[ABOUT THIS EXERCISE] All of the entries are to be printed exactly as they appear.

[EXTRACTED RECORDS]

★ ★ ★ ★ ★ ★ ★

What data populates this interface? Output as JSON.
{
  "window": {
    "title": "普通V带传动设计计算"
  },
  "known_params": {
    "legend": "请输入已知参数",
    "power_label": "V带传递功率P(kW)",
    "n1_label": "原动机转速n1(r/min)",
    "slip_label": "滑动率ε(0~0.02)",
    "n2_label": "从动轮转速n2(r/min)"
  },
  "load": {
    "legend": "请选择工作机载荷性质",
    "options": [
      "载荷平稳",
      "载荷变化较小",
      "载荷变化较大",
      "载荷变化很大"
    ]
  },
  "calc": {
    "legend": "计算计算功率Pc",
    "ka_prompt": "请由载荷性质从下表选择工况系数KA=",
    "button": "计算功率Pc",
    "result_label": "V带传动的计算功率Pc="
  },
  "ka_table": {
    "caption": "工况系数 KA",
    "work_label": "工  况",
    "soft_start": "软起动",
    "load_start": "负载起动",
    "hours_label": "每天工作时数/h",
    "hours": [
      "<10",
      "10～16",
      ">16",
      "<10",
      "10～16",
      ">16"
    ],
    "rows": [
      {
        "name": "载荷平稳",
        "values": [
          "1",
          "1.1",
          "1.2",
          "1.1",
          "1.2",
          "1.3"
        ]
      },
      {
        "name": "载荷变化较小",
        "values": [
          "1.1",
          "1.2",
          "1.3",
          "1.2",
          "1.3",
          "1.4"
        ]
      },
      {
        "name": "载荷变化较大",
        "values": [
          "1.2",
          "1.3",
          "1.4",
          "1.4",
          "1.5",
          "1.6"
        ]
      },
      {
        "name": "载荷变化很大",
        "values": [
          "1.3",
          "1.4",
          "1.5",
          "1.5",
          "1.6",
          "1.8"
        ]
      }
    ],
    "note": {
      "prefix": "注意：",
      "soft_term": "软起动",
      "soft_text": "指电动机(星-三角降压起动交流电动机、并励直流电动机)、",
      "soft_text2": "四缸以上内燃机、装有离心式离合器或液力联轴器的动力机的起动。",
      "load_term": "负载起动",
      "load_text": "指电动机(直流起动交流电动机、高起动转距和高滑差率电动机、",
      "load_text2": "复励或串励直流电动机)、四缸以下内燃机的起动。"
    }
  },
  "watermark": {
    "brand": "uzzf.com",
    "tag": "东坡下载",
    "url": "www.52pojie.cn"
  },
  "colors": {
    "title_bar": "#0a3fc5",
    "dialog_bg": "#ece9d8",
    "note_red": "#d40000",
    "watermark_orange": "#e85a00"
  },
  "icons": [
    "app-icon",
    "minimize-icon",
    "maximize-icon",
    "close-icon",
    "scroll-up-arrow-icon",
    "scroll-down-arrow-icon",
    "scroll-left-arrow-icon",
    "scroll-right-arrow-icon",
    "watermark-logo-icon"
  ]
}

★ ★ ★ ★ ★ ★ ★

[OUTPUT OF THE EXERCISE]
What data populates this interface? Output as JSON.
{
  "window": {
    "title": "普通V带传动设计计算"
  },
  "known_params": {
    "legend": "请输入已知参数",
    "power_label": "V带传递功率P(kW)",
    "n1_label": "原动机转速n1(r/min)",
    "slip_label": "滑动率ε(0~0.02)",
    "n2_label": "从动轮转速n2(r/min)"
  },
  "load": {
    "legend": "请选择工作机载荷性质",
    "options": [
      "载荷平稳",
      "载荷变化较小",
      "载荷变化较大",
      "载荷变化很大"
    ]
  },
  "calc": {
    "legend": "计算计算功率Pc",
    "ka_prompt": "请由载荷性质从下表选择工况系数KA=",
    "button": "计算功率Pc",
    "result_label": "V带传动的计算功率Pc="
  },
  "ka_table": {
    "caption": "工况系数 KA",
    "work_label": "工  况",
    "soft_start": "软起动",
    "load_start": "负载起动",
    "hours_label": "每天工作时数/h",
    "hours": [
      "<10",
      "10～16",
      ">16",
      "<10",
      "10～16",
      ">16"
    ],
    "rows": [
      {
        "name": "载荷平稳",
        "values": [
          "1",
          "1.1",
          "1.2",
          "1.1",
          "1.2",
          "1.3"
        ]
      },
      {
        "name": "载荷变化较小",
        "values": [
          "1.1",
          "1.2",
          "1.3",
          "1.2",
          "1.3",
          "1.4"
        ]
      },
      {
        "name": "载荷变化较大",
        "values": [
          "1.2",
          "1.3",
          "1.4",
          "1.4",
          "1.5",
          "1.6"
        ]
      },
      {
        "name": "载荷变化很大",
        "values": [
          "1.3",
          "1.4",
          "1.5",
          "1.5",
          "1.6",
          "1.8"
        ]
      }
    ],
    "note": {
      "prefix": "注意：",
      "soft_term": "软起动",
      "soft_text": "指电动机(星-三角降压起动交流电动机、并励直流电动机)、",
      "soft_text2": "四缸以上内燃机、装有离心式离合器或液力联轴器的动力机的起动。",
      "load_term": "负载起动",
      "load_text": "指电动机(直流起动交流电动机、高起动转距和高滑差率电动机、",
      "load_text2": "复励或串励直流电动机)、四缸以下内燃机的起动。"
    }
  },
  "watermark": {
    "brand": "uzzf.com",
    "tag": "东坡下载",
    "url": "www.52pojie.cn"
  },
  "colors": {
    "title_bar": "#0a3fc5",
    "dialog_bg": "#ece9d8",
    "note_red": "#d40000",
    "watermark_orange": "#e85a00"
  },
  "icons": [
    "app-icon",
    "minimize-icon",
    "maximize-icon",
    "close-icon",
    "scroll-up-arrow-icon",
    "scroll-down-arrow-icon",
    "scroll-left-arrow-icon",
    "scroll-right-arrow-icon",
    "watermark-logo-icon"
  ]
}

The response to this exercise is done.